Entries in 'triple-a' (18)
To take a studio from obscurity to prominence once is impressive. To do it three times is extraordinary.
The writer behind Spec Ops: The Line and upcoming shooter Evolve has quit triple-A games development.
While PS4 and Xbox One win the majority of the headlines, it’s the PC that’s actually bossing the games market.
Having now hit $48m in crowdfunder backing, PC space sim Star Citizen can rightly claim to be rivalling console’s biggest triple-A spenders.
Sony is confident about the Vita’s future prospects in Japan, but is less certain about its place in the Western market.
Will Zelda for Wii U be an open world game? Perhaps not in the traditional sense.
PS4 is still riding the crest of its strong launch wave but there is one criticism the machine has regularly faced it’s concerning the lack of triple-A releases for the ...
PlayStation Vita owners can expect more indie titles but fewer triple-A first-party games in the future.
The pressure on full-RRP games is higher than it’s ever been, one developer has claimed.
Sony has admitted that traditional triple-A game development on PlayStation Vita is not a viable business model.
Fears of a negative sales impact mean that it’s likely to be some time before a triple-A game is released featuring an openly gay character.
Christofer Sundberg, the creator of the Just Cause series, has said that triple-A game development has failed to evolve alongside technology.
Keen to dispel recent rumours, Io Interactive has released a number of details concerning its next-gen Hitman game.
The CEO of Take-Two has expressed scepticism about the potential of publishers to make significant money from triple-A free-to-play games.

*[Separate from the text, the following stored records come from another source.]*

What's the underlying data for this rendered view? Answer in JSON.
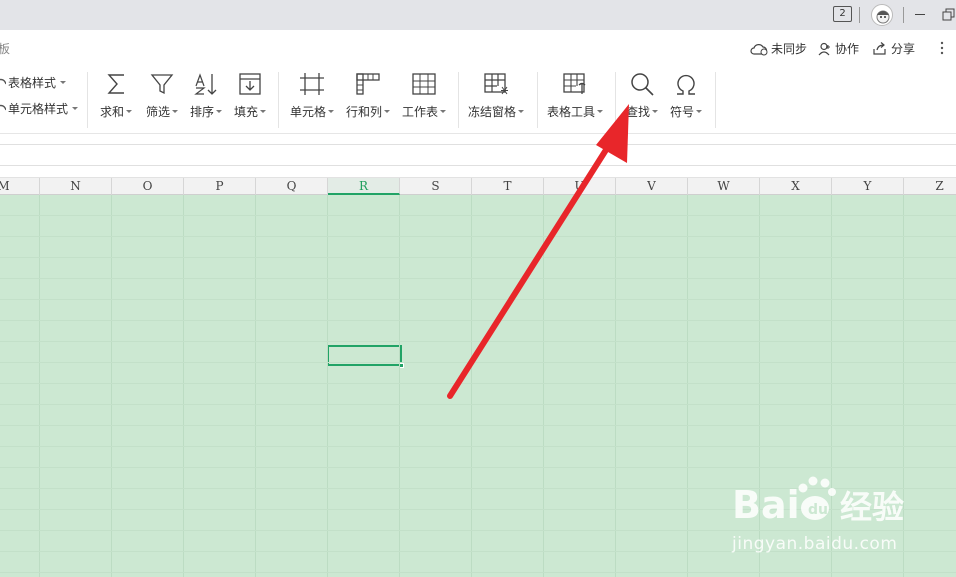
{
  "titlebar": {
    "badge_text": "2",
    "colors": {
      "bg": "#e3e4e8"
    }
  },
  "tabrow": {
    "partial_tab": "板",
    "sync_label": "未同步",
    "collab_label": "协作",
    "share_label": "分享"
  },
  "ribbon": {
    "table_style_label": "表格样式",
    "cell_style_label": "单元格样式",
    "buttons": {
      "sum": "求和",
      "filter": "筛选",
      "sort": "排序",
      "fill": "填充",
      "cell": "单元格",
      "rowcol": "行和列",
      "sheet": "工作表",
      "freeze": "冻结窗格",
      "tabletools": "表格工具",
      "find": "查找",
      "symbol": "符号"
    }
  },
  "sheet": {
    "columns": [
      "M",
      "N",
      "O",
      "P",
      "Q",
      "R",
      "S",
      "T",
      "U",
      "V",
      "W",
      "X",
      "Y",
      "Z"
    ],
    "active_column": "R",
    "colors": {
      "grid_bg": "#cce8d2",
      "accent": "#21a366"
    }
  },
  "annotation": {
    "arrow_color": "#e8262a"
  },
  "watermark": {
    "logo_text": "Bai经验",
    "url": "jingyan.baidu.com"
  }
}
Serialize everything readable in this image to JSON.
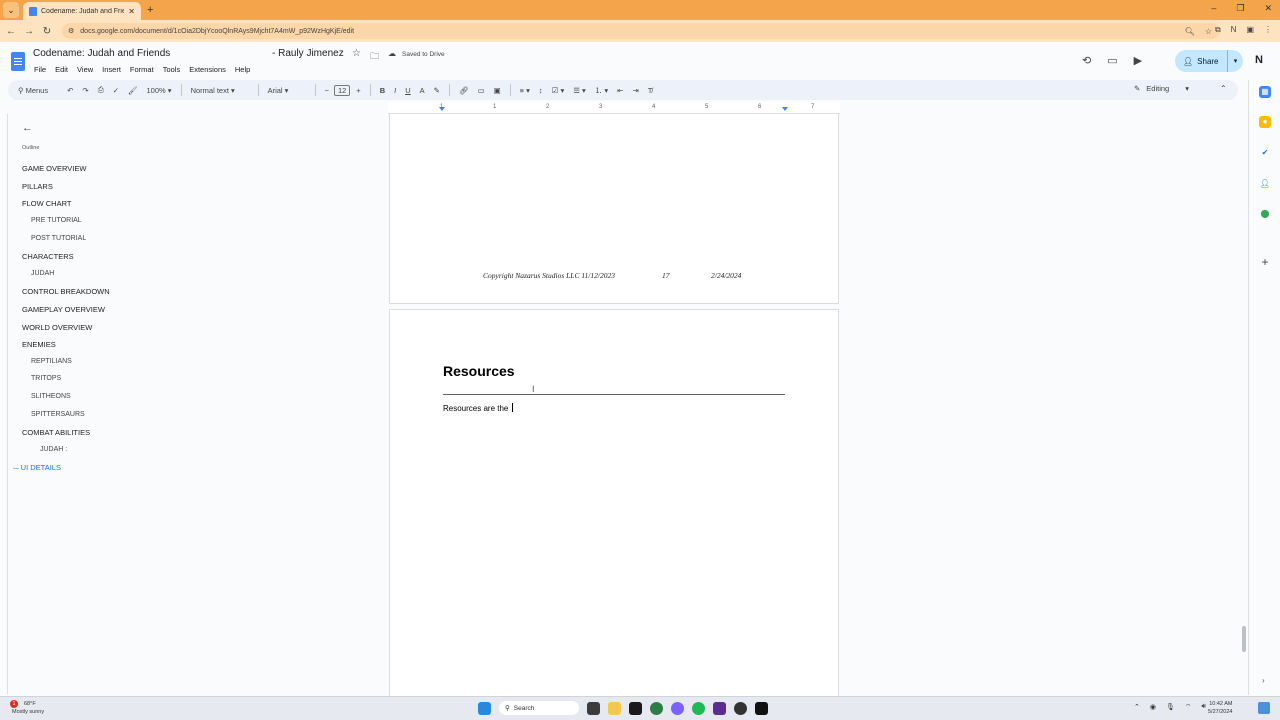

Publisher EA has dismissed concerns over falling sales of this year’s biggest games.
It may now be Europe’s second largest games publisher, but Deep Silver insists it will stay true to its independent roots.
The number of studios working on triple-A games is at its lowest point for over a decade, EA’s chief creative director Richard Hilleman has claimed.
In the week before E3, Microsoft and Square Enix announced sequels to two of the biggest games of this generation – but they weren’t for Xbox One or PS4.